I have been dreaming about visiting Paris since my first French class in 1978. I loved the language, I loved the food and I loved the politeness. My textbook was full of beautiful pictures of gardens and ornate museums, the very antithesis of Phoenix in the late 70's.
I knew I would visit France, as soon as I possibly could.
In high school, I took more French and then, in junior college I took still more. When I finally gave up being an eternal student and got a full-time job, I thought, "ok, now is the time to start saving for that trip!" But there was always some other thing to spend my pathetic wages on; clothing, my endless pursuit of that perfect head of big 80's hair; gas, junk food and liquor.
Next thing I know, it's the 90's, and I still have not been to France. That decade I spend gaming, drinking and working in the hotel industry. (Big hello to Sue, Clay and Arwyn!)
By 1999, I'd gotten a real, grown up job. I traveled for business, even had a cell phone and company credit card. But I was also paying San Francisco rent. A trip to France was beginning to look like a pipe dream.
When I became engaged to Miles, we dreamed about romantic honeymoon to Paris. We would discover the City of Lights together, hand in hand in wedded bliss. Alas for reality! Our "honeymoon" was a two day trip to San Francisco and a hike through cool, misty hills and a picnic, with cows. (Hi, Ed!)
I've build up an elaborate fantasy of my dream trip to Paris. I'll will be well-dressed and well-groomed. I will not be an Ugly American. I will speak French. I will wallow in the food, the wine, the culture and the art.
I am determined to make a real effort to get foofed on this trip. My hair will be freshly blond, I'm packing some tasteful jewelry, a few items of flattering clothing and some comfy, yet attractive shoes. I intend to wear makeup.
The next hope, not to be identified as an American at 50 paces? I'm not sure this is even possible. But I will avoid all the usual tell-tale signs; fanny packs, clunky athletic shoes and loud, obnoxious comments in English. I'll attempt to speak my rusty French and hope that immersion will help pull the language out of long-term memory.

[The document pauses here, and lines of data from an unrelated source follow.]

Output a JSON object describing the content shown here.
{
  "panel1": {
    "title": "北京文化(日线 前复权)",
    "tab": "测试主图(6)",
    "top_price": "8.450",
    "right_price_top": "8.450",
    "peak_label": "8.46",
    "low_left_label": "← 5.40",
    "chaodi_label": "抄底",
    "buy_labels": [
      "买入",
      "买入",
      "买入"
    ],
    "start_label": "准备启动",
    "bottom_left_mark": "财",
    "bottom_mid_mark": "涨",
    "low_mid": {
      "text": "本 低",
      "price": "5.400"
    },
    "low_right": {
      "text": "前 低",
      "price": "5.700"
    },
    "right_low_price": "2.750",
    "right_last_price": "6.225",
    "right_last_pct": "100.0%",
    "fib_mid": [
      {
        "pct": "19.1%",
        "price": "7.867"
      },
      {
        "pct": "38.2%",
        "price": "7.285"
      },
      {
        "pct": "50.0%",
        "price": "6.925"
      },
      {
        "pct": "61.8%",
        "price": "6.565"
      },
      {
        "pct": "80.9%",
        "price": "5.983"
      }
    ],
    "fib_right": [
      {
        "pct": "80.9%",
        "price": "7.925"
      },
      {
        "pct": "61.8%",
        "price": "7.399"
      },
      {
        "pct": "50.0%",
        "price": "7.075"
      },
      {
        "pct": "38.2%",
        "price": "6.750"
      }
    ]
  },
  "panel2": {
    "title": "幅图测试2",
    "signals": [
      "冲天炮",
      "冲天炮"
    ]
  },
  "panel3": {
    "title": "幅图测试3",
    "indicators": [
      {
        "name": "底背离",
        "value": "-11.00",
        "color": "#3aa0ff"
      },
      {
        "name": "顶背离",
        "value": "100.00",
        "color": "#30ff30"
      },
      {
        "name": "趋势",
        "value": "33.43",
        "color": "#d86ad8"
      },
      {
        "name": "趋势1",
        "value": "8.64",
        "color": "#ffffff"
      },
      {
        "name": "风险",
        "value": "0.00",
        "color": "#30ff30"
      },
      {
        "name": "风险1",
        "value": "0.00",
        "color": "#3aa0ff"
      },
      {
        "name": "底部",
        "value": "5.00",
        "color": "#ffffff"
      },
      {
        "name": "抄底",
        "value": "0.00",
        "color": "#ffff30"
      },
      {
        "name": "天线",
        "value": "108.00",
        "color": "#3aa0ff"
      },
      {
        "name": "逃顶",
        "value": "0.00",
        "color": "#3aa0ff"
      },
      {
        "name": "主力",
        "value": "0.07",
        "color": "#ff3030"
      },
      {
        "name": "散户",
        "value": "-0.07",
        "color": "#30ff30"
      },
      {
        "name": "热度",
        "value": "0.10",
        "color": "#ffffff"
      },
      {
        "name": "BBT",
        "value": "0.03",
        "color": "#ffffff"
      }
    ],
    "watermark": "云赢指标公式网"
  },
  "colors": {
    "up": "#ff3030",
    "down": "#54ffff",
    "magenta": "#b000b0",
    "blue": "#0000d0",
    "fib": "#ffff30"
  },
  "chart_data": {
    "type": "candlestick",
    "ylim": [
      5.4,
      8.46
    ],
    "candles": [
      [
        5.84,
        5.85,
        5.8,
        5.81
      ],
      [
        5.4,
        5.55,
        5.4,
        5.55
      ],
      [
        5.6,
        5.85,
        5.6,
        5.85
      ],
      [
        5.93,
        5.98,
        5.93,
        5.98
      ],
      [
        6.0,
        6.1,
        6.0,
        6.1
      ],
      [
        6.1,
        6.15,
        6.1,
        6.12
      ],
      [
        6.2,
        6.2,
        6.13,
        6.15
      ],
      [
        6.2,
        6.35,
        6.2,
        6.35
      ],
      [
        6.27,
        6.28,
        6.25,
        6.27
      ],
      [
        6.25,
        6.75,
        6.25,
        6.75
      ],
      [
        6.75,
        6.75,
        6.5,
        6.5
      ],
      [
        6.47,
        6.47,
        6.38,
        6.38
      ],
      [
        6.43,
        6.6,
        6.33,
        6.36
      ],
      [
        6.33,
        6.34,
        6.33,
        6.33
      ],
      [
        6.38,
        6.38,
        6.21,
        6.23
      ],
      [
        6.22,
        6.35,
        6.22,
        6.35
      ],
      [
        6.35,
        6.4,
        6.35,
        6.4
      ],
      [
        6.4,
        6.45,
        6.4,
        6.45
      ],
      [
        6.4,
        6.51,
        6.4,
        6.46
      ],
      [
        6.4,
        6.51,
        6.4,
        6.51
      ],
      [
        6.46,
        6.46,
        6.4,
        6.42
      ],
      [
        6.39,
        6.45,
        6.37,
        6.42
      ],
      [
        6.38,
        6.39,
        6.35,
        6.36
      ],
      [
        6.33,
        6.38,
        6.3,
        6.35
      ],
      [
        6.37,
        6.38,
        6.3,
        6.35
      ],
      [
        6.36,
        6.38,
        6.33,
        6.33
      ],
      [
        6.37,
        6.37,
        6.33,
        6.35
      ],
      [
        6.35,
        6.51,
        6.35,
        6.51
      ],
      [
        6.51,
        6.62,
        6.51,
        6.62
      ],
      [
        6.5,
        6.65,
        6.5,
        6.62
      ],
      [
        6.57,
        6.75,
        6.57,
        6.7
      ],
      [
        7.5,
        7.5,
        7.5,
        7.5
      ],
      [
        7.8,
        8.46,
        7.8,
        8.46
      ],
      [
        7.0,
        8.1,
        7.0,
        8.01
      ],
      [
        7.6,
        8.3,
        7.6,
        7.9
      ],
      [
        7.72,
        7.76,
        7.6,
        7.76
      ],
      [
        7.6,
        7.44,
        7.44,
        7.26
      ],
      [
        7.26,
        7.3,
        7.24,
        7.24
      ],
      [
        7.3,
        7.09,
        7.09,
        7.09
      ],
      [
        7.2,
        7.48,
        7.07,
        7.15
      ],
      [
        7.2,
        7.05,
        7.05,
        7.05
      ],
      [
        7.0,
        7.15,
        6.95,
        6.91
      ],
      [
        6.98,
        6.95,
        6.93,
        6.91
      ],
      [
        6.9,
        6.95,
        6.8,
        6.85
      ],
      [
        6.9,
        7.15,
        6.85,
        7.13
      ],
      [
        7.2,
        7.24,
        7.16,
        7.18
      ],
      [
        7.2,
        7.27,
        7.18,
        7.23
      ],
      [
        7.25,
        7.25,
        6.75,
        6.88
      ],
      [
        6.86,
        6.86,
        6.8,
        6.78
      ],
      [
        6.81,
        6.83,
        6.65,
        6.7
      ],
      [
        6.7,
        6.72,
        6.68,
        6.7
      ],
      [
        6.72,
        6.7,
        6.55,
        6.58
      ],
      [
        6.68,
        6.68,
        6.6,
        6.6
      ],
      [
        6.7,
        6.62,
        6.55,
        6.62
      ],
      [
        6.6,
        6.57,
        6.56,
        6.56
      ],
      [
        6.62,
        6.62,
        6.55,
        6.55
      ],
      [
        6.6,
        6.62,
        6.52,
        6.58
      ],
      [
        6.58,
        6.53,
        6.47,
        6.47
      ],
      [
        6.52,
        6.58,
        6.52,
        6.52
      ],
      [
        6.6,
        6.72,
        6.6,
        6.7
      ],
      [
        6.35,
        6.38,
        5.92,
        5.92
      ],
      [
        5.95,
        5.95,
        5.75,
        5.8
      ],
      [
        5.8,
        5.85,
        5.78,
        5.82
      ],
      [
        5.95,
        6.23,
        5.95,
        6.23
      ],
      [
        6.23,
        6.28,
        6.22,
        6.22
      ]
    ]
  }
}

The wallowing will be un morceau de gâteau. My expectations can be easily met. A good meal that's still hot. Some architecture older than 100 years. A classic painting or two. A simple picnic in a garden, with some sunshine.
Now, for those of you sniggering at my naivete, I do realize that such a long-held, elaborate fantasy will not become reality. I really am trying to temper my expectations, knowing there is no way in hell I'm going to look slim, sleek and sophisticated, throwing about witticisms in flawless French, while sipping wine in a street side cafe.
But a girl's gotta have goals!